I've never written a novel. I don't think I've ever got beyond 6 pages of a "novel"; that's barely even a short story. In the sixth form at school I was the one who wrote poetry (there's always one); everybody always assumed I'd Write My Novel eventually. After I left school, a couple of people even asked me "have you written your novel yet?" Unfortunately, most of them chose to ask that during the years when I thought I'd spend the rest of my life marking up photocopies with SGML in red pen; I'd stopped writing poetry, basically stopped writing anything except LiveJournal. Not a good time to ask.

I'm not sure why people should think that writing poetry should naturally lead to writing a novel; it's like asking Linford Christie why he hasn't got as far as running a marathon yet. (Okay, he probably has/does/did/will just to spite me now.) I guess people assume that it's all to do with endurance (and like most lies, there's probably truth in it: some of it is doubtless about "applying the seat of the pants to the seat of the chair"). The idea, I suppose, would be that you start with a couple of haiku every morning before work, you build up to limericks, sonnets, villanelles; eventually you're ready to start tackling blank verse and epic poetry, and only when you've mastered that can you really start pushing the envelope and writing all the way to the end of each line. I've found it's more like the other way round; you start by writing "stories" where stuff happens to other people or to oneself in the relentless way that stuff has of happening in life: "one damned thing after another," she said and he said and then they, yes, and after a while it all seems so repetitive that you start distilling, cramming more meaning into words, into the spaces between words, bursting at the caesuras, and before you know it, all is logos, singular singularity.

Maybe that's not how it's meant to work.

The poetry never really recovered from the shock of leaving puberty; a brief flare and a long slow fade to black. Eventually it grew up (or what passes for growing up these days) and moved away, drifted around, tried a few different things, never quite settled. I cycled past it -- I'm sure it was the same poem, it had that look, ragged at the line-endings -- the other day and I don't think it even recognised me; I thought I'd look it up again some time but somewhere between the crossroads and the coffee cup, the thought slid away. I don't know what I'd have said to it anyway. Maybe next time.
Read 4 | Write
cartesiandaemon From: cartesiandaemon Date: November 7th, 2007 12:02 am (UTC) (Link)
For what it's worth, it's seemed to be being producing interesting posts so far.
d_floorlandmine From: d_floorlandmine Date: November 7th, 2007 10:47 am (UTC) (Link)
The poetry never really recovered from the shock ...

Nice piece!
vinaigrettegirl From: vinaigrettegirl Date: November 7th, 2007 01:53 pm (UTC) (Link)
I like your writing immensely.

But even great writers - which you may yet be, you're hardly past it - don't always write novels.
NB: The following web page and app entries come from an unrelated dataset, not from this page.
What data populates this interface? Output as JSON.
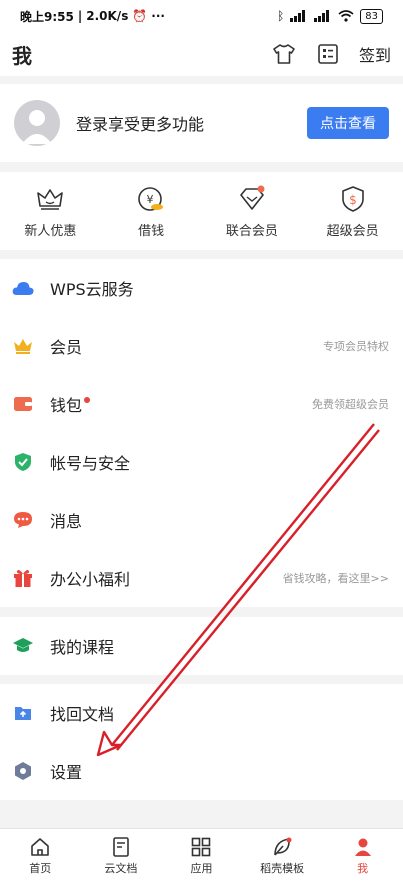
{
  "status_bar": {
    "time": "晚上9:55",
    "speed": "2.0K/s",
    "battery": "83"
  },
  "header": {
    "title": "我",
    "checkin_label": "签到"
  },
  "login": {
    "text": "登录享受更多功能",
    "button_label": "点击查看"
  },
  "quick_items": [
    {
      "label": "新人优惠",
      "icon": "crown-outline-icon"
    },
    {
      "label": "借钱",
      "icon": "coin-icon"
    },
    {
      "label": "联合会员",
      "icon": "diamond-plus-icon"
    },
    {
      "label": "超级会员",
      "icon": "shield-dollar-icon"
    }
  ],
  "menu_group_1": [
    {
      "label": "WPS云服务",
      "hint": "",
      "icon": "cloud-icon",
      "color": "#3b7cf0"
    },
    {
      "label": "会员",
      "hint": "专项会员特权",
      "icon": "crown-icon",
      "color": "#f2b01e"
    },
    {
      "label": "钱包",
      "hint": "免费领超级会员",
      "icon": "wallet-icon",
      "color": "#ef6b4d"
    },
    {
      "label": "帐号与安全",
      "hint": "",
      "icon": "shield-check-icon",
      "color": "#2bb36a"
    },
    {
      "label": "消息",
      "hint": "",
      "icon": "chat-icon",
      "color": "#ef5a43"
    },
    {
      "label": "办公小福利",
      "hint": "省钱攻略，看这里>>",
      "icon": "gift-icon",
      "color": "#e8453c"
    }
  ],
  "menu_group_2": [
    {
      "label": "我的课程",
      "hint": "",
      "icon": "graduation-cap-icon",
      "color": "#1fa05a"
    }
  ],
  "menu_group_3": [
    {
      "label": "找回文档",
      "hint": "",
      "icon": "folder-recover-icon",
      "color": "#4a86e8"
    },
    {
      "label": "设置",
      "hint": "",
      "icon": "settings-hex-icon",
      "color": "#6f7c99"
    }
  ],
  "tabs": [
    {
      "label": "首页",
      "icon": "home-icon"
    },
    {
      "label": "云文档",
      "icon": "document-icon"
    },
    {
      "label": "应用",
      "icon": "apps-grid-icon"
    },
    {
      "label": "稻壳模板",
      "icon": "leaf-icon"
    },
    {
      "label": "我",
      "icon": "user-icon"
    }
  ],
  "colors": {
    "accent": "#3b7cf0",
    "active_tab": "#e8453c",
    "annotation_arrow": "#d8202a"
  }
}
I think it was Anthony Powell who said that novels and novel-writing were a tremendous waste of time and mental effort and there were many more interesting and useful things on which to expend one's energy; he included poetry in this latter category.

Besides, Zadie Smith et alia notwithstanding, not everyone has something to say before they're thirty or so.
1ngi From: 1ngi Date: November 7th, 2007 05:53 pm (UTC) (Link)
Sigh. Yet again, you leaving me wishing that we had met in other circumstances because I adore the way you write and there is so much you say that I 'get'.

Dunno if you've read Stephen-lord-of-all-joy-Fry's Ode Less Travelled yet but I rather like the way he has decided that the writing of poetry is for him alone, a private pleasure. I squirrel my stuff away most of the time. Occasionally lovers and best mates get it flung at them and are very nice about it. Most of the stuff is full of bitter angriness and best avoided.

I decided to go the sure fire way of get paid for writing and became not just a hack but a copywriter, the lowest of the low. And then you get people saying "ah but didn't Fay-go-to-work-on-an-egg-Weldon start out as one of them? You could write a novel if you wanted to?" And I reply "Yes, she did and so did Salman Rushdie and look what happened to him!" Which usually conveniently diverts the conversation.

Enjoyed reading this.
Read 4 | Write